Normally, Cooley Group Holdings Inc., Rhode Island’s third-largest merchandise exporter, wouldn’t think of asking foreign buyers to pay up front for its rolls of polymer materials.
But the Pawtucket company, whose products are used in everything from roadside billboards to membrane liners of fuel tanks in Formula One race cars, can no longer get insurance from the Export-Import Bank that guarantees it will get reimbursed should an overseas customer fail to pay its bills. So now it’s asking foreign customers to pay some, or all, in advance.
Some customers are balking at the request — and company officials fear they may opt to do business elsewhere.
“It’s putting us at a competitive disadvantage against our rivals,” said Dan Dwight, chief executive of the company, which employs about 200. “We’ve had a slowdown in sales with our international customers. It’s slowing our business.”
As a privately held company, Cooley does not report specific sales figures.
In Lynn, workers at General Electric Aviation’s jet and helicopter engine factory are nervously eyeing events in Washington. Earlier this month, General Electric announced it would shift 500 jobs abroad due to the Export-Import Bank’s inability to help finance future international deals.
Rick Kennedy, a spokesman for GE Aviation, said the company’s move would not immediately affect operations in Lynn, where about 3,000 employees make aircraft engines sold around the world. But Kennedy said the Lynn plant could eventually lose some jobs, if the Export-Import Bank remains permanently shut and GE has trouble selling its engines overseas.
That prospect infuriates Ric Casilli, business agent at the IUE-CWA, Local 201, which represents more than 1,400 workers at GE Lynn. “This is just another dagger at the throat of the manufacturing industry,” Casilli said.
But critics of the Export-Import Bank say large multinationals like GE, which earned more than $15 billion in 2014 on nearly $150 billion in revenues, should not have a problem exporting. Dan Holler, a spokesman for Heritage Action of America, a conservative group in Washington, said companies can and should find private firms to provide export insurance and credit — and not rely on a government agency.

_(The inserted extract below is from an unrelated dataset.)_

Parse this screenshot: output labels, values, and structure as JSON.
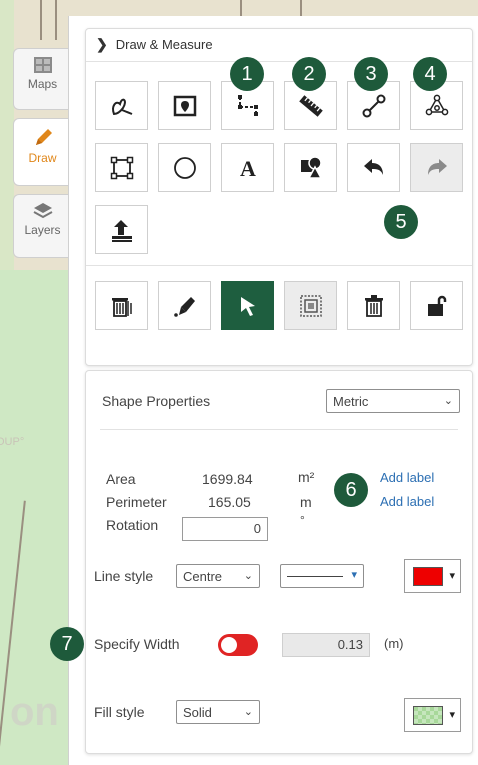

“Small companies across the country are able to export just fine without the Export-Import Bank,” Holler said. “The Export-Import Bank is just not needed.”

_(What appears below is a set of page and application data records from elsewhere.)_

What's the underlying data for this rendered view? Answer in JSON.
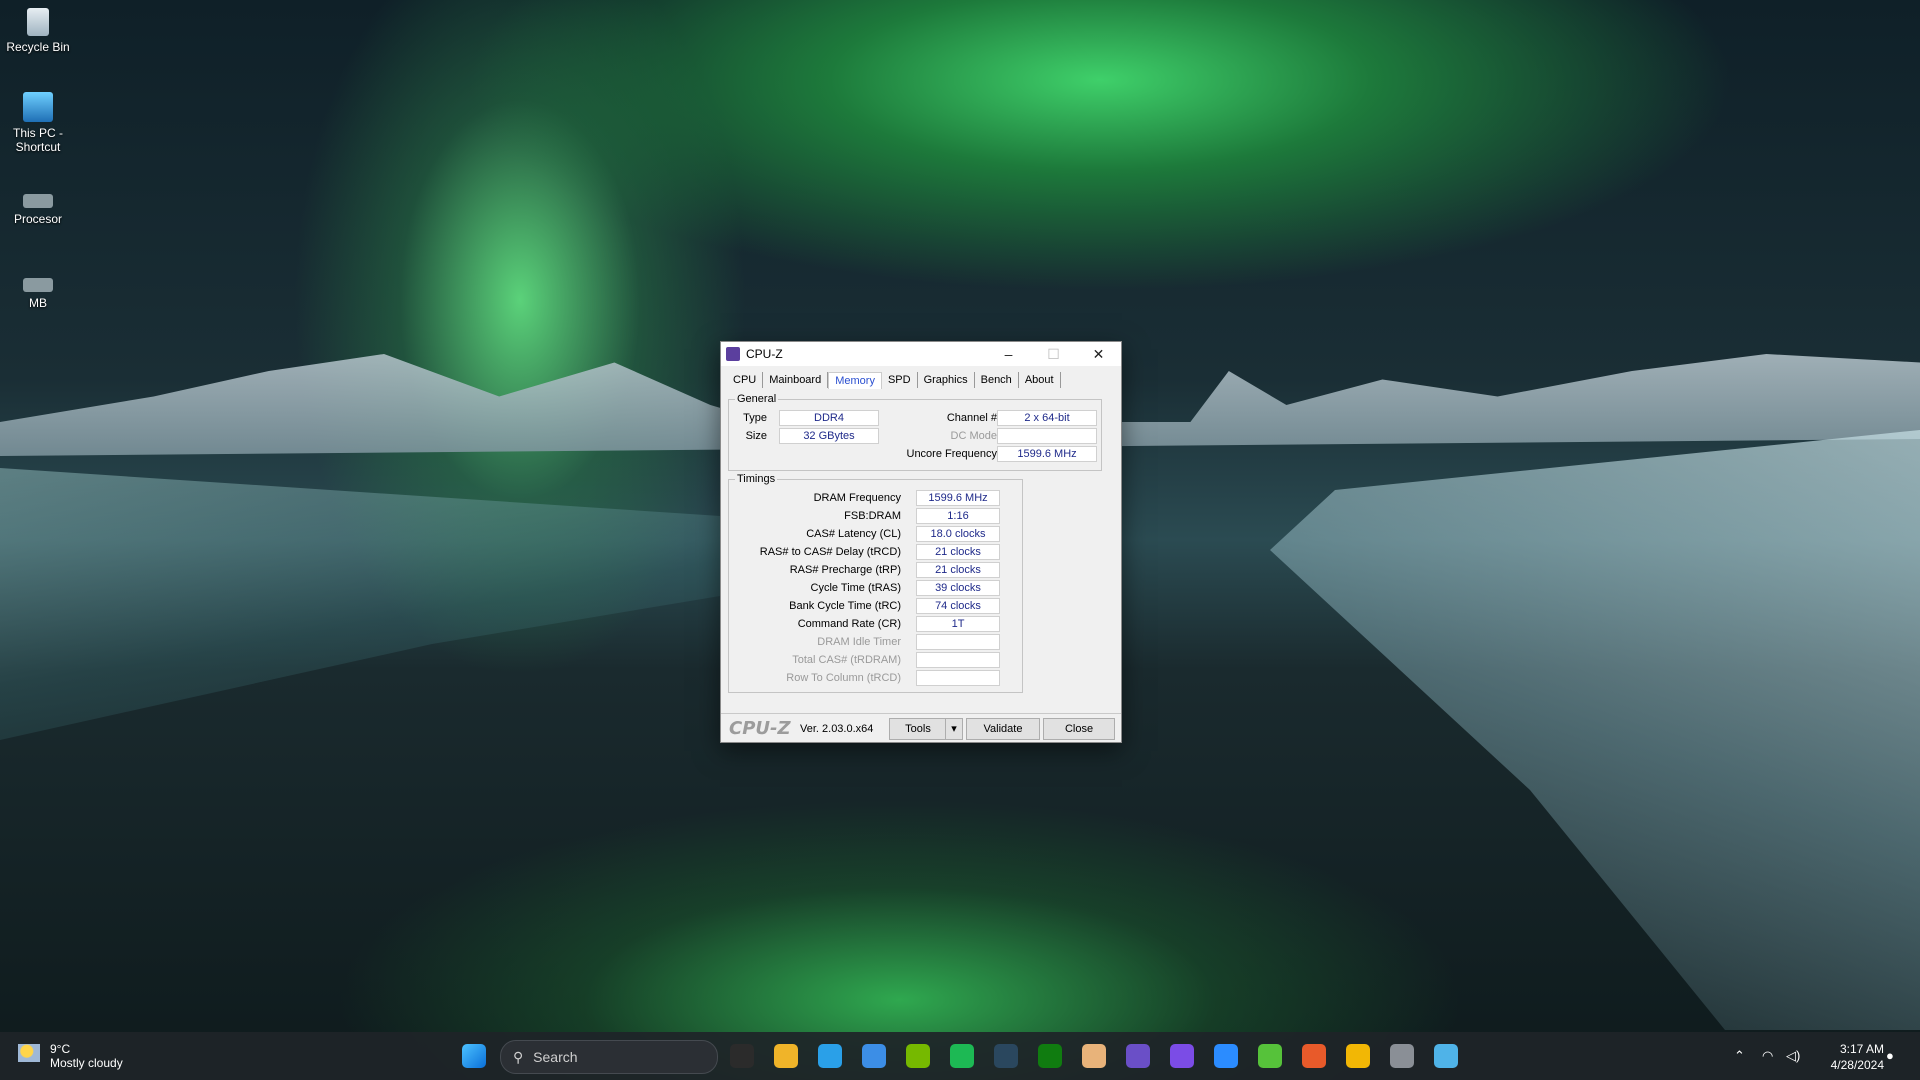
{
  "desktop": {
    "icons": [
      {
        "label": "Recycle Bin",
        "icon": "recycle-bin-icon"
      },
      {
        "label": "This PC - Shortcut",
        "icon": "computer-icon"
      },
      {
        "label": "Procesor",
        "icon": "cpu-chip-icon"
      },
      {
        "label": "MB",
        "icon": "motherboard-icon"
      }
    ]
  },
  "window": {
    "title": "CPU-Z",
    "tabs": [
      "CPU",
      "Mainboard",
      "Memory",
      "SPD",
      "Graphics",
      "Bench",
      "About"
    ],
    "active_tab": "Memory",
    "general": {
      "label": "General",
      "type_label": "Type",
      "type_value": "DDR4",
      "size_label": "Size",
      "size_value": "32 GBytes",
      "channel_label": "Channel #",
      "channel_value": "2 x 64-bit",
      "dcmode_label": "DC Mode",
      "dcmode_value": "",
      "uncore_label": "Uncore Frequency",
      "uncore_value": "1599.6 MHz"
    },
    "timings": {
      "label": "Timings",
      "rows": [
        {
          "label": "DRAM Frequency",
          "value": "1599.6 MHz",
          "dim": false
        },
        {
          "label": "FSB:DRAM",
          "value": "1:16",
          "dim": false
        },
        {
          "label": "CAS# Latency (CL)",
          "value": "18.0 clocks",
          "dim": false
        },
        {
          "label": "RAS# to CAS# Delay (tRCD)",
          "value": "21 clocks",
          "dim": false
        },
        {
          "label": "RAS# Precharge (tRP)",
          "value": "21 clocks",
          "dim": false
        },
        {
          "label": "Cycle Time (tRAS)",
          "value": "39 clocks",
          "dim": false
        },
        {
          "label": "Bank Cycle Time (tRC)",
          "value": "74 clocks",
          "dim": false
        },
        {
          "label": "Command Rate (CR)",
          "value": "1T",
          "dim": false
        },
        {
          "label": "DRAM Idle Timer",
          "value": "",
          "dim": true
        },
        {
          "label": "Total CAS# (tRDRAM)",
          "value": "",
          "dim": true
        },
        {
          "label": "Row To Column (tRCD)",
          "value": "",
          "dim": true
        }
      ]
    },
    "footer": {
      "logo": "CPU-Z",
      "version": "Ver. 2.03.0.x64",
      "tools": "Tools",
      "validate": "Validate",
      "close": "Close"
    }
  },
  "taskbar": {
    "weather_temp": "9°C",
    "weather_desc": "Mostly cloudy",
    "search_placeholder": "Search",
    "time": "3:17 AM",
    "date": "4/28/2024",
    "apps": [
      "windows-start-icon",
      "epic-games-icon",
      "file-explorer-icon",
      "edge-icon",
      "store-icon",
      "nvidia-icon",
      "spotify-like-icon",
      "steam-icon",
      "xbox-icon",
      "hwinfo-icon",
      "cpuz-icon",
      "visual-studio-icon",
      "bolt-icon",
      "utorrent-icon",
      "ea-icon",
      "chrome-icon",
      "settings-icon",
      "globe-icon"
    ]
  }
}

Al Giandomenico, president of the Export Insurance Agency in Walpole, said many firms do get by without the Export-Import Bank. But many other exporters rely on lines of credit provided by US banks to maintain cash flow while waiting for overseas payments — and those banks often require some sort of export insurance if firms do a lot of business overseas.
In particular, small companies have a difficult time finding adequate export insurance because they’re viewed as too risky by private insurers, said Giandomenico, whose firm brokers export insurance between firms and insurers, including the Export-Import Bank.
“It’s the small companies that are being left without choices,” said Giandomenico of the Export-Import Bank impasse. “They’re the ones getting hurt by this.”
Carly Seidewand Eppley, vice president of global sales at Resin Technology LLC in Groton, said her 12-employee firm could get hurt if the Export-Import Bank isn’t reauthorized. Her company sells polyvinyl chloride (PVC) resin used in construction products, from piping to vinyl sidings.
Until recently, her company paid the Export-Import Bank about $140,000 a year to guarantee a $14 million line of credit. Since the federal agency closed for new business in July, Resin Technology has only been able to obtain an $11 million credit line — a 21 percent cut in available credit that hurts her company’s ability to conduct larger transactions.
“That’s a huge deal,” she said. “Other countries have their own export-import banks and our foreign rivals can tap into that available credit. But we can’t. I’m no longer on the same level playing field with our overseas competitors.”